-- RECORDS FOR THE EXERCISE follows --
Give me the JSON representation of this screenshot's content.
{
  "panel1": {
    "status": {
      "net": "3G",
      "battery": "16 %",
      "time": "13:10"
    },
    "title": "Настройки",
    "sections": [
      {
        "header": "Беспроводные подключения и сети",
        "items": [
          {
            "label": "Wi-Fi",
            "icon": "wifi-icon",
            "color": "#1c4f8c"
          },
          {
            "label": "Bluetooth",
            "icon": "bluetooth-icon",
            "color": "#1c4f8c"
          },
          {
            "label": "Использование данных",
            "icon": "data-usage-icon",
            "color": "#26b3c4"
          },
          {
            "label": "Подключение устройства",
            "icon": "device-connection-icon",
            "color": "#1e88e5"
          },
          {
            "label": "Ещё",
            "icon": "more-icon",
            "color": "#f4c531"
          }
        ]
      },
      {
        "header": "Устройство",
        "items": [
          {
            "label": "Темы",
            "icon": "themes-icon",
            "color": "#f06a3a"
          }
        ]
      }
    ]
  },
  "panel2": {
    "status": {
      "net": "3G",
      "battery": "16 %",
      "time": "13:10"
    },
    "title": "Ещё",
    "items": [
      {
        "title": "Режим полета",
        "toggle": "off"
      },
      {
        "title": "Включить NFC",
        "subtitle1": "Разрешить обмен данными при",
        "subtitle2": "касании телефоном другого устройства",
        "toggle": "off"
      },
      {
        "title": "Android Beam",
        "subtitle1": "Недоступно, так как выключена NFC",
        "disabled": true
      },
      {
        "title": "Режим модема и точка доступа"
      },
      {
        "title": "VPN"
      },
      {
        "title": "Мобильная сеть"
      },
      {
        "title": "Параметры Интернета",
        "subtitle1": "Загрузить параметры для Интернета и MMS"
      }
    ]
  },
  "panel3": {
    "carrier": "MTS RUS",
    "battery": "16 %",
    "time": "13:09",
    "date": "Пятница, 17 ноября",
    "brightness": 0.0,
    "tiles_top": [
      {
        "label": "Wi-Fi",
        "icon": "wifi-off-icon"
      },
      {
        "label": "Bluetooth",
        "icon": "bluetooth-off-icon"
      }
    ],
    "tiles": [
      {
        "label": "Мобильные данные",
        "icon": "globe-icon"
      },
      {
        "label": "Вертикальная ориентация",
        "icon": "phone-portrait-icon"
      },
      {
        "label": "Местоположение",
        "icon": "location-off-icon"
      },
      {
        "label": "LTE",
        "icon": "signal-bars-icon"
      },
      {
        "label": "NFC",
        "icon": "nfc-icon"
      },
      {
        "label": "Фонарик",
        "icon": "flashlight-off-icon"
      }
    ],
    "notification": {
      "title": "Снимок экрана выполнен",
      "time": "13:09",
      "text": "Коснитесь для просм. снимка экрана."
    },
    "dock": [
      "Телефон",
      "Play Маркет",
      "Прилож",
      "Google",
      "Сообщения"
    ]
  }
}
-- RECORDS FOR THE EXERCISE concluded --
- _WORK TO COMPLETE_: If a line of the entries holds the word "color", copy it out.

- _TASK RESPONSE_:
            "color": "#1c4f8c"
            "color": "#1c4f8c"
            "color": "#26b3c4"
            "color": "#1e88e5"
            "color": "#f4c531"
            "color": "#f06a3a"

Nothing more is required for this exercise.